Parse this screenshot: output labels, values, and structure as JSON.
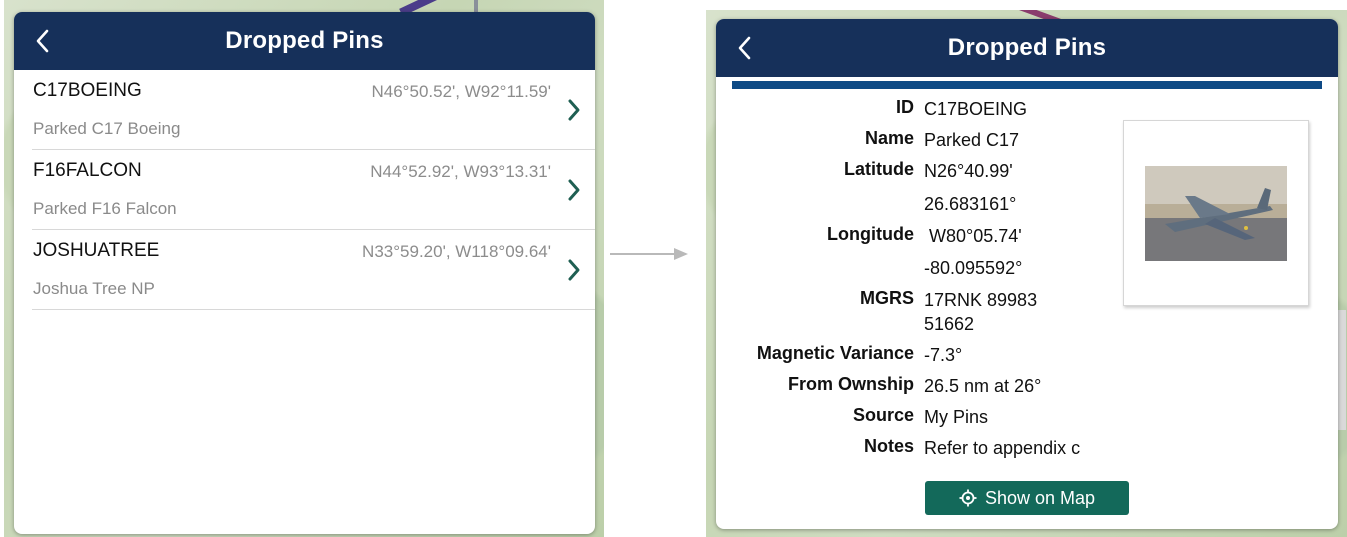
{
  "list_screen": {
    "title": "Dropped Pins",
    "pins": [
      {
        "id": "C17BOEING",
        "coords": "N46°50.52', W92°11.59'",
        "description": "Parked C17 Boeing"
      },
      {
        "id": "F16FALCON",
        "coords": "N44°52.92', W93°13.31'",
        "description": "Parked F16 Falcon"
      },
      {
        "id": "JOSHUATREE",
        "coords": "N33°59.20', W118°09.64'",
        "description": "Joshua Tree NP"
      }
    ]
  },
  "detail_screen": {
    "title": "Dropped Pins",
    "fields": {
      "id": {
        "label": "ID",
        "value": "C17BOEING"
      },
      "name": {
        "label": "Name",
        "value": "Parked C17"
      },
      "latitude": {
        "label": "Latitude",
        "value": "N26°40.99'",
        "decimal": "26.683161°"
      },
      "longitude": {
        "label": "Longitude",
        "value": " W80°05.74'",
        "decimal": "-80.095592°"
      },
      "mgrs": {
        "label": "MGRS",
        "value_line1": "17RNK 89983",
        "value_line2": "51662"
      },
      "magnetic_variance": {
        "label": "Magnetic Variance",
        "value": "-7.3°"
      },
      "from_ownship": {
        "label": "From Ownship",
        "value": "26.5 nm at 26°"
      },
      "source": {
        "label": "Source",
        "value": "My Pins"
      },
      "notes": {
        "label": "Notes",
        "value": "Refer to appendix c"
      }
    },
    "show_on_map_label": "Show on Map"
  },
  "icons": {
    "back": "chevron-left-icon",
    "row_disclosure": "chevron-right-icon",
    "flow": "arrow-right-icon",
    "locate": "target-icon"
  },
  "colors": {
    "nav_bar": "#16305a",
    "accent_bar": "#0e4a85",
    "chevron": "#1f5f52",
    "button": "#13695a"
  }
}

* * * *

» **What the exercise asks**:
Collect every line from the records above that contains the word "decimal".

» **Response to this task**:
        "decimal": "26.683161°"
        "decimal": "-80.095592°"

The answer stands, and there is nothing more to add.